* _Exercise brief_
Go line by line through the entries below and count those containing the string "Tema"; give only the count.

====== Provided information ======

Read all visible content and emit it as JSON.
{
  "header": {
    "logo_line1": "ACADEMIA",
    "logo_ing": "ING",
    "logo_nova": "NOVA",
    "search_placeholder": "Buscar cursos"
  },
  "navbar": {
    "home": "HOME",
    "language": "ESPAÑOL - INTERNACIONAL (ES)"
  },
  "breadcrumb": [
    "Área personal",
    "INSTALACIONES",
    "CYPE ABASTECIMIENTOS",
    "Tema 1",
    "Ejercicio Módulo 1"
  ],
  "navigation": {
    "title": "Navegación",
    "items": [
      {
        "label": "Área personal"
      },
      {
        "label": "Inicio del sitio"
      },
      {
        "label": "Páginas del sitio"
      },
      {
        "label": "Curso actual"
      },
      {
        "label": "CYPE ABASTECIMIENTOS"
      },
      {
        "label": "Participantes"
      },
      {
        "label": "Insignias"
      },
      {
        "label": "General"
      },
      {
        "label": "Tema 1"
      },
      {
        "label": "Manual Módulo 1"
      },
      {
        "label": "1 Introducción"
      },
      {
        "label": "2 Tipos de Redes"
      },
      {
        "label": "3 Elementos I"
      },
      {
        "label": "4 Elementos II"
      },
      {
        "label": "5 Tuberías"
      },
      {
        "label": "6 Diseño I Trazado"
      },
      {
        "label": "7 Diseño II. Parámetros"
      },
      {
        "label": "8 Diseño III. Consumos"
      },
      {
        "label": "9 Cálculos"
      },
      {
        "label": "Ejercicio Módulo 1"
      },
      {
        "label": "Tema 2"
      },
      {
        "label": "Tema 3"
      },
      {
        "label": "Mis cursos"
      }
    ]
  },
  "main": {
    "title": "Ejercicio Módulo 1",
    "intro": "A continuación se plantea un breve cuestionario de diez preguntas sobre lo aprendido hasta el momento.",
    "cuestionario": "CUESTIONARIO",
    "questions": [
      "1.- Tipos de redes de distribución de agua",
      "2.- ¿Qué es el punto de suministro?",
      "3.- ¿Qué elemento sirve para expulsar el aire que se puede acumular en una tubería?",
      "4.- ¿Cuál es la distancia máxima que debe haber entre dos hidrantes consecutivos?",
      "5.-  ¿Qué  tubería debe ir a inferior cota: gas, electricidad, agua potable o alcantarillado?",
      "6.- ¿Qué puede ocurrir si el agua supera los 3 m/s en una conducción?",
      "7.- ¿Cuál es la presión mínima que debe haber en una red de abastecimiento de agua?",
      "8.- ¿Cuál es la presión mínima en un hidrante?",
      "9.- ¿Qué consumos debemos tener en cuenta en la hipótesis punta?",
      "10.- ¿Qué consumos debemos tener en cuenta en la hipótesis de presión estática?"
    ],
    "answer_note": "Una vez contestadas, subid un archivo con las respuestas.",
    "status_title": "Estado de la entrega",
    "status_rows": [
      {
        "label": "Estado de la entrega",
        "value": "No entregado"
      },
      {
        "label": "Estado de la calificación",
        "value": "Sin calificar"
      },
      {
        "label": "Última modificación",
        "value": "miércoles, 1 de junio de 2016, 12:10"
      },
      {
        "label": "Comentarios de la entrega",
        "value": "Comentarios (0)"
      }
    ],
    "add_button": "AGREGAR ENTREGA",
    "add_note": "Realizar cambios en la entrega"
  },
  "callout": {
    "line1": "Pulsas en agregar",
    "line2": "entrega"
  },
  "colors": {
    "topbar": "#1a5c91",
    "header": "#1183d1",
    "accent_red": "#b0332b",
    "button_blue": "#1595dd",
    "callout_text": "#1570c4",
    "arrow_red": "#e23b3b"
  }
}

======

* _Answer section_
4